A 27-year-old woman who spent nearly a year of her life bringing the Gospel to various corners of the world was killed in a car crash caused by a suspected drunk driver in Colorado last weekend.
Kelly Anne Broderick passed away last Saturday morning after the car she was riding in was struck by a wrong-way driver on Denver’s Santa Fe Drive, police revealed.
According to 9News.com, the crash occurred at around 2:30 a.m. after a vehicle driving southbound on the northbound lane of the roadway sideswiped the car that Broderick was in. Police say that Broderick died at the scene.
Broderick, who participated in the 11-month Christian mission trip The World Race in 2016, was being given a ride from a friend to the airport when the crash occurred. She was to depart to Iceland.
Broderick’s friend was injured in the crash and has since been released from the hospital, according to the family.
Denver police arrested 27-year-old Amanda Morris for suspicion of driving under the influence of alcohol and vehicular homicide. The police claimed that Morris had slurred speech, bloodshot eyes and smelled of alcohol at the scene of the accident.

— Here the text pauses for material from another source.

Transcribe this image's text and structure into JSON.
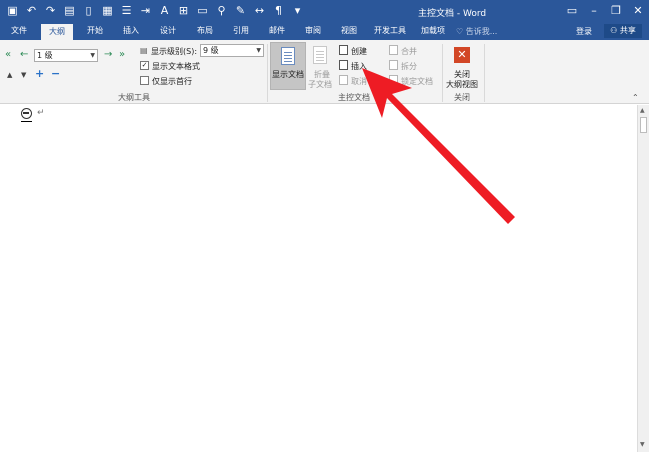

Broderick was originally from Jacksonville, Florida, but moved to Denver in the summer of 2017.
A memorial service has been planned for Dec. 8 in Jacksonville, Florida.
Broderick’s participation in The World Race allowed her to serve the “least of these” in countries like Albania, Cambodia, Greece, Lesotho, Malaysia, Philippines, South Africa, Thailand, Vietnam, Zimbabwe and the United States.
“Our ministry was mainly relational anywhere we went and had us spending most of our time with teenagers and loving them through playing card games or ping pong, having girls’/boys’ nights to pull them away from their phones, and hearing their stories,” Broderick wrote on her blog.
According to her blog, she had to raise $16,627 to participate in The World Race mission trip.
“Jesus did not come and die for us so we would walk with our heads low comparing ourselves to others and constantly tearing ourselves down,” Broderick wrote before she left for her trip. “He came so I could claim my place in His eternal kingdom and title as His daughter. Not so I would have to earn it, but so I would be freely given it. He came so I would be given a white wall every day for Him to create in me what He has.”
While on her trip, Broderick’s uncle died and she was not able to attend the funeral.
Those who had interactions with Broderick voiced their sorrows on Broderick’s memorial website. Those who knew her said she was a strong athlete, had an infectious smile and just wanted to help people.
“When I think of Kelly Anne I think of walking into church on Sunday mornings,” churchgoer Elizabeth Baur wrote on the website. “I’m not sure if she volunteered as a greeter every Sunday or was just always standing there each week ready to say hi to everyone with her joyful smile; I always loved walking in and seeing her. Like many have said, she brought joy with her wherever she went and her smile was so contagious.”
Over 4,500 people have participated in The World Race and over 80 countries have been reached by World Racers.